1. A mean or poor horse; a tired horse; a worthless nag.

Tired as a jade in overloaden cart.

2. A mean woman; a word of contempt, noting sometimes age, but generally vice.

She shines the first of battered jades.

3. A young woman; in irony or slight contempt.

JADE, noun A mineral called also nephrite or nephritic stone, remarkable for its hardness and tenacity, of a color more or less green, and of a resinous or oily aspect when polished. It is fusible into a glass or enamel. Cleveland divides jade into three subspecies, nephrite, saussurite, and axestone. It is found in detached masses or inhering in rocks.

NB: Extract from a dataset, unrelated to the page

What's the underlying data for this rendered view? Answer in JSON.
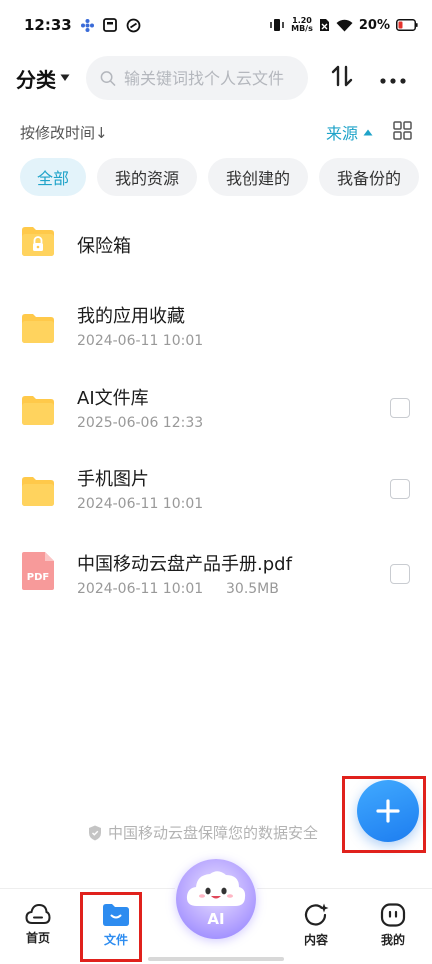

JADE, verb transitive To tire; to fatigue; to weary with hard service; as, to jade a horse.

1. To weary with attention or study; to tire.

The mind once jaded by an attempt above its power, is very hardly brought to exert its force again.

2. To harass; to crush.

3. To tire or wear out in mean offices; as a jaded groom.

4. To ride; to rule with tyranny.

I do not now fool myself, to let imagination jade me.

JADE, verb intransitive To become weary; to lose spirit; to sink.

They are promising in the beginning, but they fail and jade and tire in the prosecution.